August 6, 2015
Anniversary of Ferguson: Faith Leaders and Activists Unite to Continue Advocating for Justice
This week, organizations, activists and community leaders are prepping for the anniversary of the shooting of Michael Brown in Ferguson, Missouri. Activists and clergy in Ferguson and across the country are planning events to further advocate for change and push for civil rights for people of color.
The anniversary of Brown’s death is on Sunday. Planned events, according to reports, range from marches; many organized by Brown’s family, to social media chats and documentary screenings. Most of the weekend’s events would be “family-friendly, open to the public, and free of charge,â€Â Nabeehah Azeez, of ‘Missourians Organizing for Reform and Empowerment,’Â toldÂ the St. LouisÂ Post-Dispatch.Â Organizers also indicated that they have planned a day of “civil disobedienceâ€ on Monday.
Local news in St. Louis reports that The St. Louis County NAACP is hosting a commemoration event called the Ferguson First Friday Brunch, where city leaders and law enforcement will discuss progress made in the community since last August. “It’s a day to remember what we have done and how far we’ve come and how far yet we have to go,” Esther Haywood, president of the St. Louis County NAACP,Â told KMOV.com.
PICO National Network, a national network of faith-based community organizations, is hosting conversations about the violent consequences of racial bias and solutions to change systems that support it during their Ferguson Week of Righteous Resistance. Their efforts also include a film screening of 3 1/2 Minutes, 10 BulletsÂ about the shooting death of Jordan Davis in Jacksonville, Fla., and the trial of his killer, Michael Dunn. The film will be followed by a discussion with the Davis family.
Reports also indicate that though law enforcement in Ferguson don’t expect any “acute problems,” they have taken extra precautions, reportedly canceling time off for nearby precinct personnel, in case they need to be called in as extra support. In the aftermath of Brown’s death protests, both in Ferguson and around the United States, emerged as black male deaths at the hands of law enforcement continued to occur in other cities. As Â the Black Lives Matter movement continues and many around the world shine a light on injustices, take a look at insights from social media on taking action:
– Sputnik (@SputnikInt) August 5, 2015
The mayor of Ferguson has placed the state patrol on standby.
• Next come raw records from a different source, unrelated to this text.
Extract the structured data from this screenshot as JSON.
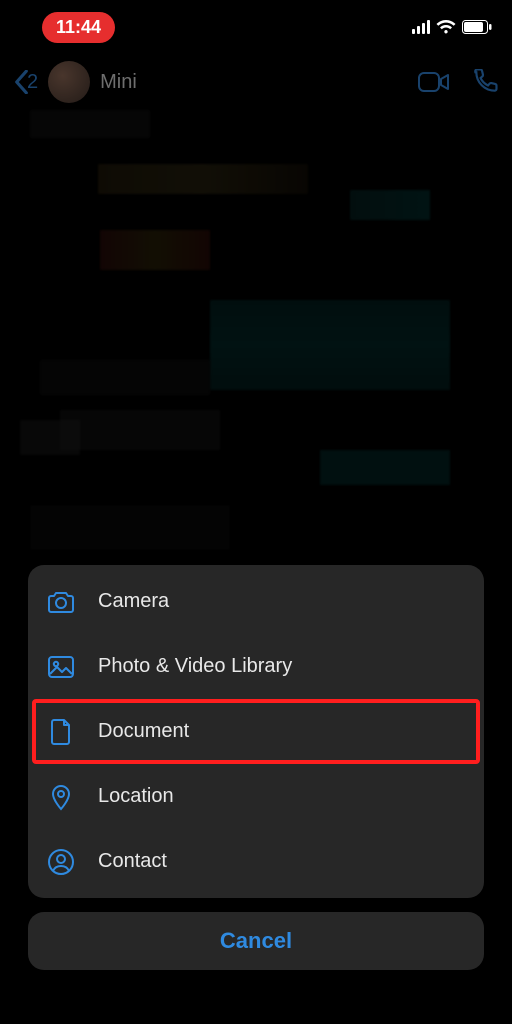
{
  "status": {
    "time": "11:44"
  },
  "nav": {
    "back_count": "2",
    "contact_name": "Mini"
  },
  "sheet": {
    "items": [
      {
        "icon": "camera-icon",
        "label": "Camera"
      },
      {
        "icon": "photo-icon",
        "label": "Photo & Video Library"
      },
      {
        "icon": "document-icon",
        "label": "Document"
      },
      {
        "icon": "location-icon",
        "label": "Location"
      },
      {
        "icon": "contact-icon",
        "label": "Contact"
      }
    ],
    "highlighted_index": 2,
    "cancel_label": "Cancel"
  },
  "colors": {
    "accent": "#2f8ae0",
    "highlight": "#ff1e1e",
    "sheet_bg": "#272727"
  }
}
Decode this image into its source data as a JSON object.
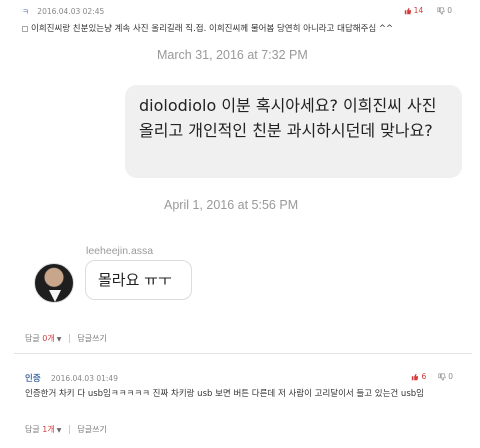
{
  "top_comment": {
    "author": "ㅋ",
    "date": "2016.04.03 02:45",
    "likes": "14",
    "dislikes": "0",
    "body": "이희진씨랑 친분있는냥 계속 사진 올리길래 직.접. 이희진씨께 물어봄 당연히 아니라고 대답해주심 ^^"
  },
  "chat": {
    "timestamp1": "March 31, 2016 at 7:32 PM",
    "outgoing_message": "diolodiolo 이분 혹시아세요? 이희진씨 사진 올리고 개인적인 친분 과시하시던데 맞나요?",
    "timestamp2": "April 1, 2016 at 5:56 PM",
    "sender_name": "leeheejin.assa",
    "incoming_message": "몰라요 ㅠㅜ"
  },
  "reply_bar_1": {
    "label": "답글",
    "count": "0개",
    "write": "답글쓰기"
  },
  "second_comment": {
    "author": "인증",
    "date": "2016.04.03 01:49",
    "likes": "6",
    "dislikes": "0",
    "body": "인증한거 차키 다 usb임ㅋㅋㅋㅋㅋ 진짜 차키랑 usb 보면 버튼 다른데 저 사람이 고리달이서 들고 있는건 usb임"
  },
  "reply_bar_2": {
    "label": "답글",
    "count": "1개",
    "write": "답글쓰기"
  },
  "colors": {
    "like": "#d23b3b",
    "author": "#4a6fa5",
    "bubble_out": "#f0f0f0"
  },
  "icons": {
    "like": "thumbs-up-icon",
    "dislike": "thumbs-down-icon"
  }
}
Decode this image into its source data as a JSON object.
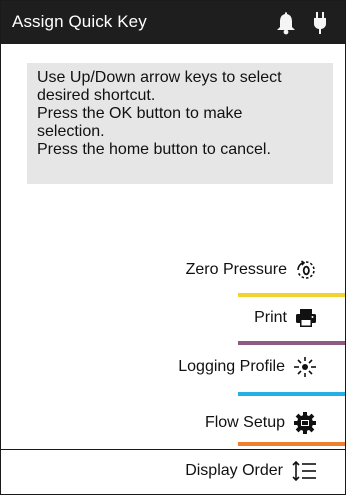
{
  "header": {
    "title": "Assign Quick Key",
    "icons": [
      "bell-icon",
      "power-plug-icon"
    ]
  },
  "instructions": {
    "lines": [
      "Use Up/Down arrow keys to select",
      "desired shortcut.",
      "Press the OK button to make",
      "selection.",
      "Press the home button to cancel."
    ]
  },
  "menu": {
    "items": [
      {
        "label": "Zero Pressure",
        "icon": "zero-pressure-icon",
        "color": "#f2d22e"
      },
      {
        "label": "Print",
        "icon": "printer-icon",
        "color": "#8e5a82"
      },
      {
        "label": "Logging Profile",
        "icon": "logging-profile-icon",
        "color": "#24b0e4"
      },
      {
        "label": "Flow Setup",
        "icon": "flow-setup-icon",
        "color": "#ef7f2e"
      },
      {
        "label": "Display Order",
        "icon": "display-order-icon",
        "color": ""
      }
    ]
  },
  "colors": {
    "titlebar": "#1e1e1e",
    "instruction_bg": "#e6e6e6"
  }
}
Feels like August. 2014.
– zellie (@zellieimani) August 6, 2015
– deray mckesson (@deray) August 6, 2015
– Brother Jesse (@BrotherJesse) August 4, 2015
This weekend is about #MikeBrown, his family, and the community that came out to stand with and for them and demand justice for his murder.
– Charles Wade (@akacharleswade) August 6, 2015
I fight because #mikebrown should be in his second year of college and enjoying his summer vacation
– KayRay (@RE_invent_ED) August 4, 2015